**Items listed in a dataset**
Start of Block

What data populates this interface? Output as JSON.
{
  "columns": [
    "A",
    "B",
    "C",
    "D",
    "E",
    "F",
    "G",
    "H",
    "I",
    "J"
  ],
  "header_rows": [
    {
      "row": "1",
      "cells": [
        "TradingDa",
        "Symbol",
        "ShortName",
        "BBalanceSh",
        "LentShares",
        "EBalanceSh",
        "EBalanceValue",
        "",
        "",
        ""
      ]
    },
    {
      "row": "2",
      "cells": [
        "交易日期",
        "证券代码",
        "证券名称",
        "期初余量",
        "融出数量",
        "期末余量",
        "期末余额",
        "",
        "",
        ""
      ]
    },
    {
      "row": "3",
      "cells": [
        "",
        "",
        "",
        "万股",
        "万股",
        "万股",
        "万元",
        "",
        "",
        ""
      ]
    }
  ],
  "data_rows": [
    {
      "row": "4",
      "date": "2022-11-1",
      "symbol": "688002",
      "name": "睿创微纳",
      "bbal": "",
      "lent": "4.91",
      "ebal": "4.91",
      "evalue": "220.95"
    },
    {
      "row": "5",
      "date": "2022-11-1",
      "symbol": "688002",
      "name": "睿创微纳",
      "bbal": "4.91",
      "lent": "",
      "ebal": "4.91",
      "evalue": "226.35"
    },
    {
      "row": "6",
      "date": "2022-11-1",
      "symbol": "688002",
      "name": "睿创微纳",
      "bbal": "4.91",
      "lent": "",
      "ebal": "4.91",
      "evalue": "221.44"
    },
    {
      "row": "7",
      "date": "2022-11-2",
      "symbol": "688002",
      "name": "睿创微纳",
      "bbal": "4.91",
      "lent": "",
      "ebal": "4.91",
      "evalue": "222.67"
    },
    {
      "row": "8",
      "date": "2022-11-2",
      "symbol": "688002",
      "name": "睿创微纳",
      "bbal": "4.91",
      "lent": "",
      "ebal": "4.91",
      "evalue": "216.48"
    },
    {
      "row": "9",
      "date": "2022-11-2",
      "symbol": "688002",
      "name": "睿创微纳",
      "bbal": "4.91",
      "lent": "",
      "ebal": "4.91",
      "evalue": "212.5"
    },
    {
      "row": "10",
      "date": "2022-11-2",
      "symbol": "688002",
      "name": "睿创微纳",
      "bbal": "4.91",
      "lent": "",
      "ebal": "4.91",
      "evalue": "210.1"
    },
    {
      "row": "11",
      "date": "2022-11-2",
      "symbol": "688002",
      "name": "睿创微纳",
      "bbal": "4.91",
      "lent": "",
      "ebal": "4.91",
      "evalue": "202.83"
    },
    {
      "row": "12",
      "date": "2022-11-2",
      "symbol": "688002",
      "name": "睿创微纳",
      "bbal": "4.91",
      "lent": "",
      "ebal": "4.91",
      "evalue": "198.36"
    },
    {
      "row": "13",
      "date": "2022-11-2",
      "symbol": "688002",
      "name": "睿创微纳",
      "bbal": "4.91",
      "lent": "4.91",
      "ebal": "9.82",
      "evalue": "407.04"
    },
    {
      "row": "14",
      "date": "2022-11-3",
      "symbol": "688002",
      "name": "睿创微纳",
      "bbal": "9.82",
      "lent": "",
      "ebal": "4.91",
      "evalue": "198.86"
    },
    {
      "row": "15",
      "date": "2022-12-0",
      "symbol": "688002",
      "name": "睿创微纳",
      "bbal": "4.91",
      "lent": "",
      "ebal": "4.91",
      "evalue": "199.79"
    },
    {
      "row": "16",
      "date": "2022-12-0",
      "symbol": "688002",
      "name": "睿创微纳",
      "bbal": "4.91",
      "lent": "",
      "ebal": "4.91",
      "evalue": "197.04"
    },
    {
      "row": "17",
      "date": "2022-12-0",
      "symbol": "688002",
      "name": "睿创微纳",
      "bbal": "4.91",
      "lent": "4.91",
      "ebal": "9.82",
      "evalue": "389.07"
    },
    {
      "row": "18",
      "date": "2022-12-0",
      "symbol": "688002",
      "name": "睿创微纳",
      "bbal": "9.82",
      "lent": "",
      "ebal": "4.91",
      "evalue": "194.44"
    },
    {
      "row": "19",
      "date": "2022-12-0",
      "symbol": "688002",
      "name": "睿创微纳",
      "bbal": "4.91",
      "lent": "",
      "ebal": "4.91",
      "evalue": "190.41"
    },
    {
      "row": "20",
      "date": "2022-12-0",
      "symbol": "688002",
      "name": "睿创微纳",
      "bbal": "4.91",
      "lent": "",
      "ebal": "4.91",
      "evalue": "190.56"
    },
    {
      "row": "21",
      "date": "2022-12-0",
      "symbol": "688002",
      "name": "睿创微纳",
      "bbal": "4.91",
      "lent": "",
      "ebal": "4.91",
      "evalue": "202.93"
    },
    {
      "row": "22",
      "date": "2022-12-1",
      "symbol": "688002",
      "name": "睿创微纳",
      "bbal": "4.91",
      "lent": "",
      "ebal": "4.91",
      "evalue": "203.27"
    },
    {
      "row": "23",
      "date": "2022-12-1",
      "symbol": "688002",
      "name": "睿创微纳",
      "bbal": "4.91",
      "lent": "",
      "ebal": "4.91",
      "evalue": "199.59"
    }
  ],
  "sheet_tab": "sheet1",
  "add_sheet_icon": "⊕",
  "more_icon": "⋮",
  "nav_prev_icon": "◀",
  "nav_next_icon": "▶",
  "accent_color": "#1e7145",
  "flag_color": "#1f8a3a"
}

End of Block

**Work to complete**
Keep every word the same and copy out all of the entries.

**Output for this task**
What data populates this interface? Output as JSON.
{
  "columns": [
    "A",
    "B",
    "C",
    "D",
    "E",
    "F",
    "G",
    "H",
    "I",
    "J"
  ],
  "header_rows": [
    {
      "row": "1",
      "cells": [
        "TradingDa",
        "Symbol",
        "ShortName",
        "BBalanceSh",
        "LentShares",
        "EBalanceSh",
        "EBalanceValue",
        "",
        "",
        ""
      ]
    },
    {
      "row": "2",
      "cells": [
        "交易日期",
        "证券代码",
        "证券名称",
        "期初余量",
        "融出数量",
        "期末余量",
        "期末余额",
        "",
        "",
        ""
      ]
    },
    {
      "row": "3",
      "cells": [
        "",
        "",
        "",
        "万股",
        "万股",
        "万股",
        "万元",
        "",
        "",
        ""
      ]
    }
  ],
  "data_rows": [
    {
      "row": "4",
      "date": "2022-11-1",
      "symbol": "688002",
      "name": "睿创微纳",
      "bbal": "",
      "lent": "4.91",
      "ebal": "4.91",
      "evalue": "220.95"
    },
    {
      "row": "5",
      "date": "2022-11-1",
      "symbol": "688002",
      "name": "睿创微纳",
      "bbal": "4.91",
      "lent": "",
      "ebal": "4.91",
      "evalue": "226.35"
    },
    {
      "row": "6",
      "date": "2022-11-1",
      "symbol": "688002",
      "name": "睿创微纳",
      "bbal": "4.91",
      "lent": "",
      "ebal": "4.91",
      "evalue": "221.44"
    },
    {
      "row": "7",
      "date": "2022-11-2",
      "symbol": "688002",
      "name": "睿创微纳",
      "bbal": "4.91",
      "lent": "",
      "ebal": "4.91",
      "evalue": "222.67"
    },
    {
      "row": "8",
      "date": "2022-11-2",
      "symbol": "688002",
      "name": "睿创微纳",
      "bbal": "4.91",
      "lent": "",
      "ebal": "4.91",
      "evalue": "216.48"
    },
    {
      "row": "9",
      "date": "2022-11-2",
      "symbol": "688002",
      "name": "睿创微纳",
      "bbal": "4.91",
      "lent": "",
      "ebal": "4.91",
      "evalue": "212.5"
    },
    {
      "row": "10",
      "date": "2022-11-2",
      "symbol": "688002",
      "name": "睿创微纳",
      "bbal": "4.91",
      "lent": "",
      "ebal": "4.91",
      "evalue": "210.1"
    },
    {
      "row": "11",
      "date": "2022-11-2",
      "symbol": "688002",
      "name": "睿创微纳",
      "bbal": "4.91",
      "lent": "",
      "ebal": "4.91",
      "evalue": "202.83"
    },
    {
      "row": "12",
      "date": "2022-11-2",
      "symbol": "688002",
      "name": "睿创微纳",
      "bbal": "4.91",
      "lent": "",
      "ebal": "4.91",
      "evalue": "198.36"
    },
    {
      "row": "13",
      "date": "2022-11-2",
      "symbol": "688002",
      "name": "睿创微纳",
      "bbal": "4.91",
      "lent": "4.91",
      "ebal": "9.82",
      "evalue": "407.04"
    },
    {
      "row": "14",
      "date": "2022-11-3",
      "symbol": "688002",
      "name": "睿创微纳",
      "bbal": "9.82",
      "lent": "",
      "ebal": "4.91",
      "evalue": "198.86"
    },
    {
      "row": "15",
      "date": "2022-12-0",
      "symbol": "688002",
      "name": "睿创微纳",
      "bbal": "4.91",
      "lent": "",
      "ebal": "4.91",
      "evalue": "199.79"
    },
    {
      "row": "16",
      "date": "2022-12-0",
      "symbol": "688002",
      "name": "睿创微纳",
      "bbal": "4.91",
      "lent": "",
      "ebal": "4.91",
      "evalue": "197.04"
    },
    {
      "row": "17",
      "date": "2022-12-0",
      "symbol": "688002",
      "name": "睿创微纳",
      "bbal": "4.91",
      "lent": "4.91",
      "ebal": "9.82",
      "evalue": "389.07"
    },
    {
      "row": "18",
      "date": "2022-12-0",
      "symbol": "688002",
      "name": "睿创微纳",
      "bbal": "9.82",
      "lent": "",
      "ebal": "4.91",
      "evalue": "194.44"
    },
    {
      "row": "19",
      "date": "2022-12-0",
      "symbol": "688002",
      "name": "睿创微纳",
      "bbal": "4.91",
      "lent": "",
      "ebal": "4.91",
      "evalue": "190.41"
    },
    {
      "row": "20",
      "date": "2022-12-0",
      "symbol": "688002",
      "name": "睿创微纳",
      "bbal": "4.91",
      "lent": "",
      "ebal": "4.91",
      "evalue": "190.56"
    },
    {
      "row": "21",
      "date": "2022-12-0",
      "symbol": "688002",
      "name": "睿创微纳",
      "bbal": "4.91",
      "lent": "",
      "ebal": "4.91",
      "evalue": "202.93"
    },
    {
      "row": "22",
      "date": "2022-12-1",
      "symbol": "688002",
      "name": "睿创微纳",
      "bbal": "4.91",
      "lent": "",
      "ebal": "4.91",
      "evalue": "203.27"
    },
    {
      "row": "23",
      "date": "2022-12-1",
      "symbol": "688002",
      "name": "睿创微纳",
      "bbal": "4.91",
      "lent": "",
      "ebal": "4.91",
      "evalue": "199.59"
    }
  ],
  "sheet_tab": "sheet1",
  "add_sheet_icon": "⊕",
  "more_icon": "⋮",
  "nav_prev_icon": "◀",
  "nav_next_icon": "▶",
  "accent_color": "#1e7145",
  "flag_color": "#1f8a3a"
}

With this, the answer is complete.